◆ DIRECTIONS FOR THIS TASK:
Your answer must be the records below, reproduced exactly.

◆ THE DATA:
..........

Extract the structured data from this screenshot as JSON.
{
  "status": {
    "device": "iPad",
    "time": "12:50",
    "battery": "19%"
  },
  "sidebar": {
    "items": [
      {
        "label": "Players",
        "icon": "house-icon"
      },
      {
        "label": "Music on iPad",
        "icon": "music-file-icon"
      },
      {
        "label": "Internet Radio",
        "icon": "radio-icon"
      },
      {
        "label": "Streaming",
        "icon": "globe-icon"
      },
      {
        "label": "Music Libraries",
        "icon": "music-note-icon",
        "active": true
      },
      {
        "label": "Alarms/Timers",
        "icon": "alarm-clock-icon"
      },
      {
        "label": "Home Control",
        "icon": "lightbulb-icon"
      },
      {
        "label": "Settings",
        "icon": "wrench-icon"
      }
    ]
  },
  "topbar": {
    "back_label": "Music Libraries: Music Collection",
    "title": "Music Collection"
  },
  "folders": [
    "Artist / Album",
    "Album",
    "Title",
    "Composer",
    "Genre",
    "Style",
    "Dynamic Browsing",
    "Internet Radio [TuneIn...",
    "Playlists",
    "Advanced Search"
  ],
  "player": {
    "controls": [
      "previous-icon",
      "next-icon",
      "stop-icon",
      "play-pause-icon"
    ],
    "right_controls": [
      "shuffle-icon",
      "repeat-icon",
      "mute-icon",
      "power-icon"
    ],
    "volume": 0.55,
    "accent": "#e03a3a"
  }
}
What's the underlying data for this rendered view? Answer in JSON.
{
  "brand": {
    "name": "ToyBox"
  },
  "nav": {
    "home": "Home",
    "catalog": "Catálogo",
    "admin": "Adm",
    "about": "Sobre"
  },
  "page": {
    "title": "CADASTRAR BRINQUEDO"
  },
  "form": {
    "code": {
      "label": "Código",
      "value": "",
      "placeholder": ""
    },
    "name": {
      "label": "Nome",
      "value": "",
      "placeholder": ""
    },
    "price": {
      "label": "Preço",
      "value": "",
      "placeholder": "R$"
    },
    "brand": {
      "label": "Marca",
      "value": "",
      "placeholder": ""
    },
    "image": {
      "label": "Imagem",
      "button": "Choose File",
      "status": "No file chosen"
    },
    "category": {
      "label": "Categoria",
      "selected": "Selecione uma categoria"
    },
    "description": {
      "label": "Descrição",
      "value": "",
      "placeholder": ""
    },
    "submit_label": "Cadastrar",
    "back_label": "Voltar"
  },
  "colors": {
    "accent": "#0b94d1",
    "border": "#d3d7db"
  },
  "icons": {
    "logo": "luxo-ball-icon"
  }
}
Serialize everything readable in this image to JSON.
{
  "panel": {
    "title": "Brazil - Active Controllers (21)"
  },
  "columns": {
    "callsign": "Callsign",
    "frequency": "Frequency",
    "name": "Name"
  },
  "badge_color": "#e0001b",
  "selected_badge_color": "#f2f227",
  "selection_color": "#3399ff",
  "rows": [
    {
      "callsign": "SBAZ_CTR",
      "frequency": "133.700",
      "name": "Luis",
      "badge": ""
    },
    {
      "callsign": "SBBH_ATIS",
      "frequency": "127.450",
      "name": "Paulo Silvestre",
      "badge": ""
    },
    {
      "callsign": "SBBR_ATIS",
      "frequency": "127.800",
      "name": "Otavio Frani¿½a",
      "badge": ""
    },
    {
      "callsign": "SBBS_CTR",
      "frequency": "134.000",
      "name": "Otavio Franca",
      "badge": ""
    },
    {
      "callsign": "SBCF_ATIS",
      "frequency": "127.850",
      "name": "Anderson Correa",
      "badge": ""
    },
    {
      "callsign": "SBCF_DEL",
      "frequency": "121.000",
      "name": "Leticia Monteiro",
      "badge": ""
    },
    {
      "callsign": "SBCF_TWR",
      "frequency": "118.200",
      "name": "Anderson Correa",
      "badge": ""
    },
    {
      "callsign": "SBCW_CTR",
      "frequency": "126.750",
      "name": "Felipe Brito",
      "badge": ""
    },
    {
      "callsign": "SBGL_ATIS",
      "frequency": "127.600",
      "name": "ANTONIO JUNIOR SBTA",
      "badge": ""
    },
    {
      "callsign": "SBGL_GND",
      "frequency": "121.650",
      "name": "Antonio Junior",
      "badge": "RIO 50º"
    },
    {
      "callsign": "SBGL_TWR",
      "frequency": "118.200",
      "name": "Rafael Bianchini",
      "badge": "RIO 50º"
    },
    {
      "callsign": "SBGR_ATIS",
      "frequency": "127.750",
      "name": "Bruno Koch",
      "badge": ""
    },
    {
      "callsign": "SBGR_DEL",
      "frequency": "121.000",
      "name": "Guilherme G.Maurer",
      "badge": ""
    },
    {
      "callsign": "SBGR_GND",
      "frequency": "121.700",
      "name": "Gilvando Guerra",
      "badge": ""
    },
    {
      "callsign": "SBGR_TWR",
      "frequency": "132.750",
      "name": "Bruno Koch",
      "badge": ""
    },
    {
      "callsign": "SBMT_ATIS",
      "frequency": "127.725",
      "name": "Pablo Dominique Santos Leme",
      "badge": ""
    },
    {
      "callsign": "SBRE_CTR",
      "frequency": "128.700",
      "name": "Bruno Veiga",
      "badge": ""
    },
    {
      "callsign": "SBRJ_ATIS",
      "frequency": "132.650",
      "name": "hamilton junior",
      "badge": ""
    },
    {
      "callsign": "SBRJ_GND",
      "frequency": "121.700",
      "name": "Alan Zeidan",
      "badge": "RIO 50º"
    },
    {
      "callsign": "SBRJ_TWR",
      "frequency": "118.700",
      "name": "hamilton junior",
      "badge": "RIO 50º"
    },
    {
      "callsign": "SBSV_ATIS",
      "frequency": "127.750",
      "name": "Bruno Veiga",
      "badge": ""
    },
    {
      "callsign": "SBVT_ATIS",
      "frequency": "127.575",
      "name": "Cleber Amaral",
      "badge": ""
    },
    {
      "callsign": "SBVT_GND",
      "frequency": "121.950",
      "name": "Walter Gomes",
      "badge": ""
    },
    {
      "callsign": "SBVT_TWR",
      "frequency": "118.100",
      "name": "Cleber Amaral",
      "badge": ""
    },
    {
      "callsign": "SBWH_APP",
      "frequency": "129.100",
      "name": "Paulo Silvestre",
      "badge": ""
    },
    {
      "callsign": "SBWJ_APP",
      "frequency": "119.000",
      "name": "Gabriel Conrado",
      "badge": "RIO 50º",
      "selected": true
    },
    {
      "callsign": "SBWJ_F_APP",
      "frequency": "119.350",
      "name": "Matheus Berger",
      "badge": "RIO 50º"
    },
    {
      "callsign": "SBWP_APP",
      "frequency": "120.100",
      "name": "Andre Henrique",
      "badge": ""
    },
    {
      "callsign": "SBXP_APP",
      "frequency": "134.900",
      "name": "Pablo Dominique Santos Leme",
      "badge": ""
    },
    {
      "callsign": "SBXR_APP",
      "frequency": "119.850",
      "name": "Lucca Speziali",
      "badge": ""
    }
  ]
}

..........

◆ EXERCISE SOLUTION:
Extract the structured data from this screenshot as JSON.
{
  "status": {
    "device": "iPad",
    "time": "12:50",
    "battery": "19%"
  },
  "sidebar": {
    "items": [
      {
        "label": "Players",
        "icon": "house-icon"
      },
      {
        "label": "Music on iPad",
        "icon": "music-file-icon"
      },
      {
        "label": "Internet Radio",
        "icon": "radio-icon"
      },
      {
        "label": "Streaming",
        "icon": "globe-icon"
      },
      {
        "label": "Music Libraries",
        "icon": "music-note-icon",
        "active": true
      },
      {
        "label": "Alarms/Timers",
        "icon": "alarm-clock-icon"
      },
      {
        "label": "Home Control",
        "icon": "lightbulb-icon"
      },
      {
        "label": "Settings",
        "icon": "wrench-icon"
      }
    ]
  },
  "topbar": {
    "back_label": "Music Libraries: Music Collection",
    "title": "Music Collection"
  },
  "folders": [
    "Artist / Album",
    "Album",
    "Title",
    "Composer",
    "Genre",
    "Style",
    "Dynamic Browsing",
    "Internet Radio [TuneIn...",
    "Playlists",
    "Advanced Search"
  ],
  "player": {
    "controls": [
      "previous-icon",
      "next-icon",
      "stop-icon",
      "play-pause-icon"
    ],
    "right_controls": [
      "shuffle-icon",
      "repeat-icon",
      "mute-icon",
      "power-icon"
    ],
    "volume": 0.55,
    "accent": "#e03a3a"
  }
}
What's the underlying data for this rendered view? Answer in JSON.
{
  "brand": {
    "name": "ToyBox"
  },
  "nav": {
    "home": "Home",
    "catalog": "Catálogo",
    "admin": "Adm",
    "about": "Sobre"
  },
  "page": {
    "title": "CADASTRAR BRINQUEDO"
  },
  "form": {
    "code": {
      "label": "Código",
      "value": "",
      "placeholder": ""
    },
    "name": {
      "label": "Nome",
      "value": "",
      "placeholder": ""
    },
    "price": {
      "label": "Preço",
      "value": "",
      "placeholder": "R$"
    },
    "brand": {
      "label": "Marca",
      "value": "",
      "placeholder": ""
    },
    "image": {
      "label": "Imagem",
      "button": "Choose File",
      "status": "No file chosen"
    },
    "category": {
      "label": "Categoria",
      "selected": "Selecione uma categoria"
    },
    "description": {
      "label": "Descrição",
      "value": "",
      "placeholder": ""
    },
    "submit_label": "Cadastrar",
    "back_label": "Voltar"
  },
  "colors": {
    "accent": "#0b94d1",
    "border": "#d3d7db"
  },
  "icons": {
    "logo": "luxo-ball-icon"
  }
}
Serialize everything readable in this image to JSON.
{
  "panel": {
    "title": "Brazil - Active Controllers (21)"
  },
  "columns": {
    "callsign": "Callsign",
    "frequency": "Frequency",
    "name": "Name"
  },
  "badge_color": "#e0001b",
  "selected_badge_color": "#f2f227",
  "selection_color": "#3399ff",
  "rows": [
    {
      "callsign": "SBAZ_CTR",
      "frequency": "133.700",
      "name": "Luis",
      "badge": ""
    },
    {
      "callsign": "SBBH_ATIS",
      "frequency": "127.450",
      "name": "Paulo Silvestre",
      "badge": ""
    },
    {
      "callsign": "SBBR_ATIS",
      "frequency": "127.800",
      "name": "Otavio Frani¿½a",
      "badge": ""
    },
    {
      "callsign": "SBBS_CTR",
      "frequency": "134.000",
      "name": "Otavio Franca",
      "badge": ""
    },
    {
      "callsign": "SBCF_ATIS",
      "frequency": "127.850",
      "name": "Anderson Correa",
      "badge": ""
    },
    {
      "callsign": "SBCF_DEL",
      "frequency": "121.000",
      "name": "Leticia Monteiro",
      "badge": ""
    },
    {
      "callsign": "SBCF_TWR",
      "frequency": "118.200",
      "name": "Anderson Correa",
      "badge": ""
    },
    {
      "callsign": "SBCW_CTR",
      "frequency": "126.750",
      "name": "Felipe Brito",
      "badge": ""
    },
    {
      "callsign": "SBGL_ATIS",
      "frequency": "127.600",
      "name": "ANTONIO JUNIOR SBTA",
      "badge": ""
    },
    {
      "callsign": "SBGL_GND",
      "frequency": "121.650",
      "name": "Antonio Junior",
      "badge": "RIO 50º"
    },
    {
      "callsign": "SBGL_TWR",
      "frequency": "118.200",
      "name": "Rafael Bianchini",
      "badge": "RIO 50º"
    },
    {
      "callsign": "SBGR_ATIS",
      "frequency": "127.750",
      "name": "Bruno Koch",
      "badge": ""
    },
    {
      "callsign": "SBGR_DEL",
      "frequency": "121.000",
      "name": "Guilherme G.Maurer",
      "badge": ""
    },
    {
      "callsign": "SBGR_GND",
      "frequency": "121.700",
      "name": "Gilvando Guerra",
      "badge": ""
    },
    {
      "callsign": "SBGR_TWR",
      "frequency": "132.750",
      "name": "Bruno Koch",
      "badge": ""
    },
    {
      "callsign": "SBMT_ATIS",
      "frequency": "127.725",
      "name": "Pablo Dominique Santos Leme",
      "badge": ""
    },
    {
      "callsign": "SBRE_CTR",
      "frequency": "128.700",
      "name": "Bruno Veiga",
      "badge": ""
    },
    {
      "callsign": "SBRJ_ATIS",
      "frequency": "132.650",
      "name": "hamilton junior",
      "badge": ""
    },
    {
      "callsign": "SBRJ_GND",
      "frequency": "121.700",
      "name": "Alan Zeidan",
      "badge": "RIO 50º"
    },
    {
      "callsign": "SBRJ_TWR",
      "frequency": "118.700",
      "name": "hamilton junior",
      "badge": "RIO 50º"
    },
    {
      "callsign": "SBSV_ATIS",
      "frequency": "127.750",
      "name": "Bruno Veiga",
      "badge": ""
    },
    {
      "callsign": "SBVT_ATIS",
      "frequency": "127.575",
      "name": "Cleber Amaral",
      "badge": ""
    },
    {
      "callsign": "SBVT_GND",
      "frequency": "121.950",
      "name": "Walter Gomes",
      "badge": ""
    },
    {
      "callsign": "SBVT_TWR",
      "frequency": "118.100",
      "name": "Cleber Amaral",
      "badge": ""
    },
    {
      "callsign": "SBWH_APP",
      "frequency": "129.100",
      "name": "Paulo Silvestre",
      "badge": ""
    },
    {
      "callsign": "SBWJ_APP",
      "frequency": "119.000",
      "name": "Gabriel Conrado",
      "badge": "RIO 50º",
      "selected": true
    },
    {
      "callsign": "SBWJ_F_APP",
      "frequency": "119.350",
      "name": "Matheus Berger",
      "badge": "RIO 50º"
    },
    {
      "callsign": "SBWP_APP",
      "frequency": "120.100",
      "name": "Andre Henrique",
      "badge": ""
    },
    {
      "callsign": "SBXP_APP",
      "frequency": "134.900",
      "name": "Pablo Dominique Santos Leme",
      "badge": ""
    },
    {
      "callsign": "SBXR_APP",
      "frequency": "119.850",
      "name": "Lucca Speziali",
      "badge": ""
    }
  ]
}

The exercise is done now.